“As a member of the program’s External Advisory Committee, I am especially impressed, actually blown away, by the unparalleled success in recruiting outstanding trainees, including a high percentage of minority applicants.
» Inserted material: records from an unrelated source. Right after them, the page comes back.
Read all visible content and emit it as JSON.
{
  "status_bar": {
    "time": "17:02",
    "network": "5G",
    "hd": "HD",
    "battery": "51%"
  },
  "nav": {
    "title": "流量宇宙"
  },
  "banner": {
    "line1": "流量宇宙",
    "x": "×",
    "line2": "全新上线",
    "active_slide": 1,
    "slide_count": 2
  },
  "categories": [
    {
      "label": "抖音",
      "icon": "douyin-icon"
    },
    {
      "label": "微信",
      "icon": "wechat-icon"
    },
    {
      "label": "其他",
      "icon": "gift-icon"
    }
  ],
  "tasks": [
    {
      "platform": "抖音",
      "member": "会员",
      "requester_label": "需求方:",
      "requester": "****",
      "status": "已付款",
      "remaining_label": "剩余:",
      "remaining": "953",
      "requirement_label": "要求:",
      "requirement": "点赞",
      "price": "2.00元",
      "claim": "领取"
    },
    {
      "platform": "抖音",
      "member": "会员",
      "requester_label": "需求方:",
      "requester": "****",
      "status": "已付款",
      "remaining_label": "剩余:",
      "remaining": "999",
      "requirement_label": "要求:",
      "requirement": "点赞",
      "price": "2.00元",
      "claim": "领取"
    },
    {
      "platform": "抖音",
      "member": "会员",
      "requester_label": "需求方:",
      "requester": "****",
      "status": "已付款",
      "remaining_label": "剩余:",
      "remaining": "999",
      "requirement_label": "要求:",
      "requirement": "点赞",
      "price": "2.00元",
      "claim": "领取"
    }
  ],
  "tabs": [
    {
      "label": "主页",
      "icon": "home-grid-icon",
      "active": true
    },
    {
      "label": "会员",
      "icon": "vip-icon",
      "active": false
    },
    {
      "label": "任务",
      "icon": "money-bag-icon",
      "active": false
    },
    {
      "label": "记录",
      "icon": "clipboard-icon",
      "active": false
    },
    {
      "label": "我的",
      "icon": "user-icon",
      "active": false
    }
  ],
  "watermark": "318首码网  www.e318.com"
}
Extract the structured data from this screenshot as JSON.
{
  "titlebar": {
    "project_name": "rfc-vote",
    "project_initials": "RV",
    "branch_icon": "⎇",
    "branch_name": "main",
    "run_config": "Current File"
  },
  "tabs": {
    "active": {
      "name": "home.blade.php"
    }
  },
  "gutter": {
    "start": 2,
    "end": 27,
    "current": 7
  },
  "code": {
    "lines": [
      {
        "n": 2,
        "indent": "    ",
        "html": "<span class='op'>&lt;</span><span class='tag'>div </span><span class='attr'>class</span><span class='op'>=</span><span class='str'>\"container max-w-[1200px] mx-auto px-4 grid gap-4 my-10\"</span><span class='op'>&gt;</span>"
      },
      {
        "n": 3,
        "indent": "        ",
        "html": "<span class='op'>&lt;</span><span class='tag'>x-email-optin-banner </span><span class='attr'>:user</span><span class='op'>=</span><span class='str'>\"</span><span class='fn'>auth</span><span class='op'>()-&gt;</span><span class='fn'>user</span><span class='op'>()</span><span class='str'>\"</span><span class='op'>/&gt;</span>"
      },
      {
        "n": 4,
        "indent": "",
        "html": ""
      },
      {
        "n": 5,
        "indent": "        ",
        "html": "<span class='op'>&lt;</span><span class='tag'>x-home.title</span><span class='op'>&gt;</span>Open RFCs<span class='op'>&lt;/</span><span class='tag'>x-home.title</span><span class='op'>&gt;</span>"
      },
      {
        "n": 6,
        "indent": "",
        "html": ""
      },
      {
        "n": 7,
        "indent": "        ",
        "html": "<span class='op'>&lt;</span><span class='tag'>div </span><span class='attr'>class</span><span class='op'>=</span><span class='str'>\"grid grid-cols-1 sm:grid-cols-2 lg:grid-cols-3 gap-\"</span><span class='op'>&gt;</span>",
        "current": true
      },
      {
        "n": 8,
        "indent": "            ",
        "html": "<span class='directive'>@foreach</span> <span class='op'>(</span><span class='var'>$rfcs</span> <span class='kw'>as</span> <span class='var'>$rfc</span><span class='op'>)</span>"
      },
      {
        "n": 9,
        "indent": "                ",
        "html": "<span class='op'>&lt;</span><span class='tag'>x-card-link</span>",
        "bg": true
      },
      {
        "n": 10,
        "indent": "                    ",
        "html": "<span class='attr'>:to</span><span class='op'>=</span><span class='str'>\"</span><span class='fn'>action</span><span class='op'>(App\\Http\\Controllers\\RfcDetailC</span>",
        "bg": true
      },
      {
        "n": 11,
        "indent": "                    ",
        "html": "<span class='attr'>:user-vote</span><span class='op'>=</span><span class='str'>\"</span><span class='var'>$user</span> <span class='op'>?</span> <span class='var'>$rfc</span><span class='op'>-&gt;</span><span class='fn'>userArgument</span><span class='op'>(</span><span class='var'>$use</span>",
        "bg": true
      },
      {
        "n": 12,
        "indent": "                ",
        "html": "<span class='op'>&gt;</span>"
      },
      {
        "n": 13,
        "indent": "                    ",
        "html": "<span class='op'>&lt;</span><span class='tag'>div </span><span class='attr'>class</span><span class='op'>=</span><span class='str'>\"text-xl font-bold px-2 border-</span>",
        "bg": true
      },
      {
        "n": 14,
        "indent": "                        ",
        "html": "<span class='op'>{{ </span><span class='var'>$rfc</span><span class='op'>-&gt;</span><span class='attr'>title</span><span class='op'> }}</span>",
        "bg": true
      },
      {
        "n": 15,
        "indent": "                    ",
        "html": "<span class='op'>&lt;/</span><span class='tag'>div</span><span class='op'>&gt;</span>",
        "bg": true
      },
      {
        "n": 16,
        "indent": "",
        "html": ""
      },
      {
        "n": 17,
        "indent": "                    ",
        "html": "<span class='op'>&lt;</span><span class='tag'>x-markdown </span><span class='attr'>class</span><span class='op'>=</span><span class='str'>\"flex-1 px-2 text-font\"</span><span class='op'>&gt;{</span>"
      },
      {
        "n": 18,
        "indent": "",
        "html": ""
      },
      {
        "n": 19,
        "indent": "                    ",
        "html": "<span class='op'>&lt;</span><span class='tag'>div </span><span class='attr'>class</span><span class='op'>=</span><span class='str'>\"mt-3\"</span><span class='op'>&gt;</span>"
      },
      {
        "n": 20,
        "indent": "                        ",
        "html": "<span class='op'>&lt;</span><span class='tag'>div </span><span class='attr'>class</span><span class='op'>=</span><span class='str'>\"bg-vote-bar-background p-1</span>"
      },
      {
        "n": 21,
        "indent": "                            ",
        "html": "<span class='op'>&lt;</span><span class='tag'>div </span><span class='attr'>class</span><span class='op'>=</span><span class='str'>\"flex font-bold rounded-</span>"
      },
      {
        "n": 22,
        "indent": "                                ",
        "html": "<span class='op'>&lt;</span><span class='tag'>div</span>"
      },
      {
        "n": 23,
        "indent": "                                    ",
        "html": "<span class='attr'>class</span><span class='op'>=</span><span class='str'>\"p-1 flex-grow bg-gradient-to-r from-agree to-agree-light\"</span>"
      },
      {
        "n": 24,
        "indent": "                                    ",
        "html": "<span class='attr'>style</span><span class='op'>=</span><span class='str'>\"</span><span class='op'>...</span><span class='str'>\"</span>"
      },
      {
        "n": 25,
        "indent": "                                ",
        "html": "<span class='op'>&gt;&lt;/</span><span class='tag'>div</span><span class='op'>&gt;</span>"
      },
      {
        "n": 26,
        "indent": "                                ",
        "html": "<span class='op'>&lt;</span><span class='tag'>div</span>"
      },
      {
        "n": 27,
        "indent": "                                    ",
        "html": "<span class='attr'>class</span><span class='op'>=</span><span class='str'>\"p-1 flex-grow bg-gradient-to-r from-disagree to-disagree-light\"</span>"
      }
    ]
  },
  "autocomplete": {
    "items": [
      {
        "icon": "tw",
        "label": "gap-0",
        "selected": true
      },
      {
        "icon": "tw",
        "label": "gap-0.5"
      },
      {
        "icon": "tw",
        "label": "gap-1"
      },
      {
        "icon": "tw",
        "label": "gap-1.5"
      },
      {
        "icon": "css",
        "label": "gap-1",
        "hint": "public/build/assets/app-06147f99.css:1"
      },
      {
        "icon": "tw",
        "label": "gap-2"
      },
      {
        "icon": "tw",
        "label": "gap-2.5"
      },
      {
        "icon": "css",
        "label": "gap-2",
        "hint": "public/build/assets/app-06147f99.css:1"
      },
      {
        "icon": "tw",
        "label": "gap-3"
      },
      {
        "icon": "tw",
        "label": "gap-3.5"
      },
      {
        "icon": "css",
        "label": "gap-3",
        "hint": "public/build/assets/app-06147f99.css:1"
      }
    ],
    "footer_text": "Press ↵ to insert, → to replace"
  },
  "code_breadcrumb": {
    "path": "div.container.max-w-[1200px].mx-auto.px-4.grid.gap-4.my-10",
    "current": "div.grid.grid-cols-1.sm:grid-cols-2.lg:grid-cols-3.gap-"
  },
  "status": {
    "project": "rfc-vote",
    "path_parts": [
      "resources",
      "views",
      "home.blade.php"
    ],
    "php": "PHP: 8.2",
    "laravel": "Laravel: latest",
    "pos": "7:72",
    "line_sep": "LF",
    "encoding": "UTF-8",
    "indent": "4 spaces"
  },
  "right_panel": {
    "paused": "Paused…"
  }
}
I know of no other program in the country that comes close to having such a rich pipeline of competitive candidates, especially minority candidates.”

The other “Perfect 10” awardee, the Mississippi Diversity in Hypertension and Cardiorenal Research Program, functions as a pipeline training grant for undergraduate students.

“The goal of the program was to provide resources that would increase the participation of underrepresented minorities in biomedical research and improve the pipeline for biomedical research careers,” Ryan said. “The objective, more specifically, is to annually provide financial support for 12 undergraduate students who are underrepresented minorities to participate in summer research at UMMC.”

The competitive renewal of the proposal was awarded for April 2020 through March 2025, which represent years 7 through 11 in the successful funding of the program.

Ryan credited the program’s strong outcomes during its early years for the top score on its competitive renewal application.

“Nearly all of the students funded by this grant ended up in biomedical research or health-related career paths,” he said. “Therefore, the grant achieved its overall goal, which increased the likelihood of earning more funding.

“Naturally the success of the program also hinges on the outstanding undergraduate students that I have been fortunate to fund, along with the mentors, graduate students, fellows and staff from each lab who spend time to make sure that these undergraduates have a good experience.”